by Mitch Kokai
Senior Political Analyst, John Locke Foundation
Magdalene Horzempa offers Martin Center readers an update on free-speech protections within the University of North Carolina.
In 2017, the North Carolina legislature passed House Bill 527 (now State Law 2017-196) in order to foster free, open inquiry in the state’s colleges and universities. …
… The free speech provisions of the law protect students exercising their First Amendment rights and require institutions to punish anyone who infringes upon these rights. This is fundamental to the purpose of a university, permitting the free exchange of ideas that is a pre-requisite for the search for truth. …
… The end of the 2017-2018 academic year marks the first year of implementation of S.L. 2017-196 and provides an opportunity to review how it has affected the UNC system.
In light of this opportunity, the Martin Center has conducted a review of UNC campuses to measure how well free speech and institutional neutrality have been protected. …
… The Martin Center examined three facets of free speech. The first is a rating system of free speech regulations created by a non-profit organization, the Foundation for Individual Rights in Education (FIRE).
The second facet concerns incidents in which groups or individuals have had their free speech rights infringed upon.
The third concerns the commissioning of “bias response teams” that are likely to infringe upon campus community members’ rights.

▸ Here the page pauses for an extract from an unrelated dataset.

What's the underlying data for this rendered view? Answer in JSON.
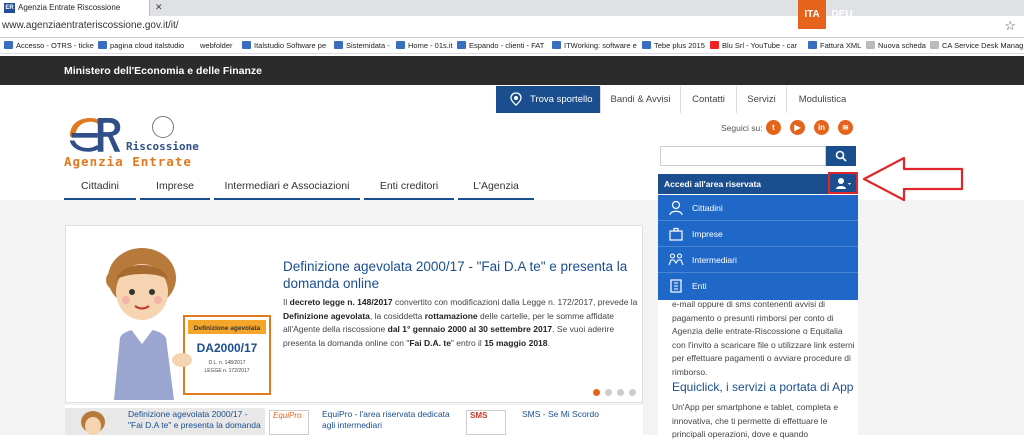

North Carolina universities have done an admirable job of protecting and respecting free speech on campuses—except for the growing use of bias response teams.